The number three has significance across religions, civilisations, culture and belief systems. The universal power of three manifested in its multiple tripartite avatars—world as heaven, earth and waters, human as body, soul and spirit, actions with a beginning, middle and end etc—is also symbolic of every creation which has a past, present and future. Can Indian higher education be any exception?
Indian higher education can be characterised into three distinct time periods—the formative years (past), expansive years (present) and the transformative years (future). The ancient Indian higher education system is a different success story that should have catapulted the global scene but unfortunately lying in cold storage. A legacy pride that has the capacity to blend with modern thoughts to universalise global education is a subject matter of neo-liberal trivialisation at its birthplace. A coherent synergy can
recover the lost ground before other advanced systems claim intellectual supremacy. Back to the topic.
The pre- and post-Independence formative years saw the growth of public institutions—State Universities, Indian Institute of Science, IITs, IIMs and other Centre and state institutions of national importance—that produced graduates and researchers required for a new India. The expansive years beginning in the 1980s saw private participation which made regulatory agencies like UGC, AICTE, NCTE, MCI, etc. gain authority either as statutory or professional bodies. Numerous committees have made a series of recommendations on the need to overhaul the regulatory ecosystem. There cannot be a time more appropriate than now to embark on this transformative phase. Emerging signals in this direction need a trinocular vision to charter the policy contours. The trinocular vision is again a coincidence with the Holy Trinity—Creation, Protection and Differentiation (read as Destruction).

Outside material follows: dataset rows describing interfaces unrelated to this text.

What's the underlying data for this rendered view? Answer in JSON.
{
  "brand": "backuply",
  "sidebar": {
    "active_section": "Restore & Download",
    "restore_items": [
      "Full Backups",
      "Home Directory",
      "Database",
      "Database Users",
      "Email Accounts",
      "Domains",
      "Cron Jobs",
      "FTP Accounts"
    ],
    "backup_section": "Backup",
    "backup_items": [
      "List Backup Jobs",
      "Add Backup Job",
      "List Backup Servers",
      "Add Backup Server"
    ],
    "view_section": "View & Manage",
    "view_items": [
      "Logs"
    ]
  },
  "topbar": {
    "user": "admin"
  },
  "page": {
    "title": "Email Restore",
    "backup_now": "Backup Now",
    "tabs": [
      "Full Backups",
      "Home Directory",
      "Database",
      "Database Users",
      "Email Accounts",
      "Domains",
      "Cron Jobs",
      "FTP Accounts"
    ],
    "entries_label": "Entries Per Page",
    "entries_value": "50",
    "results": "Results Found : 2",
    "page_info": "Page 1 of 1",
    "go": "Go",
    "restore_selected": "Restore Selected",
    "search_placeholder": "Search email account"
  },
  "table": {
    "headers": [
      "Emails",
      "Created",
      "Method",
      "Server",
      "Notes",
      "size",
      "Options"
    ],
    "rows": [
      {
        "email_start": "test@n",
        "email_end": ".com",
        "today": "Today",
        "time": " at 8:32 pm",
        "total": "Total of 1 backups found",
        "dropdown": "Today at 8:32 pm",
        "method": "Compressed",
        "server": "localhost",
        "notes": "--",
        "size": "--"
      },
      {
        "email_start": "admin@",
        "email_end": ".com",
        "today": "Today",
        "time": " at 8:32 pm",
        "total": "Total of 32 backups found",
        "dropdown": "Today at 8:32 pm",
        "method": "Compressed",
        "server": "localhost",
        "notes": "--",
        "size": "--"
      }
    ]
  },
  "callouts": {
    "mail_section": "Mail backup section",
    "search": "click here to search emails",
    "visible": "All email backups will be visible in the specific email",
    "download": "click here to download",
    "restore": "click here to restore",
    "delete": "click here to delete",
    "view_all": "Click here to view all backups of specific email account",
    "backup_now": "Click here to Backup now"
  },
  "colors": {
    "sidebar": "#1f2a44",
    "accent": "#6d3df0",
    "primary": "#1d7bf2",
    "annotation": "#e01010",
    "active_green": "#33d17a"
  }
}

In my previous article, I had highlighted the need for Higher Education Commission of India to be a coordinated and not an isolated apex body to ensure that it is a game-changer and not UGC’s name-changer. Such an effort can be for three purposes—creation, protection and differentiation. The creation of new institutions and determining norms and standards for different streams of higher education can be the first dimension. The protection of public institutions through financing and private institutions through progressive policy-making is the second. The third is for monitoring and reinforcement mechanisms to ensure quality among public and private institutions through an accreditation system to ensure differentiation and identify good institutions. This shall remove the dismissive stigmatisation of private and the excessive glorification of the public.
The manifestation of the trinity may be in the forms of three central statutory bodies. The first in the lines of ProfYash Pal, NKC, TSR Subramanian and various other committee recommendations for the purpose of coordinated laying down of norms and standards, and approval for creating institutions. The second, in the form of a Centre-state funding mechanism for academic and research excellence driven by performance. The third is a neutral third-party accreditation framework to categorise various institutions based on a scientific and empirical method. All the three must have statutory force with participation from all states at decision-making levels to ensure that a concurrent list item like higher education in its policy and implementation mechanism upholds cooperative federalism. In short: Higher education needs a policy trinity for creation, protection and differentiation.
Dean, Planning & Development, SASTRA University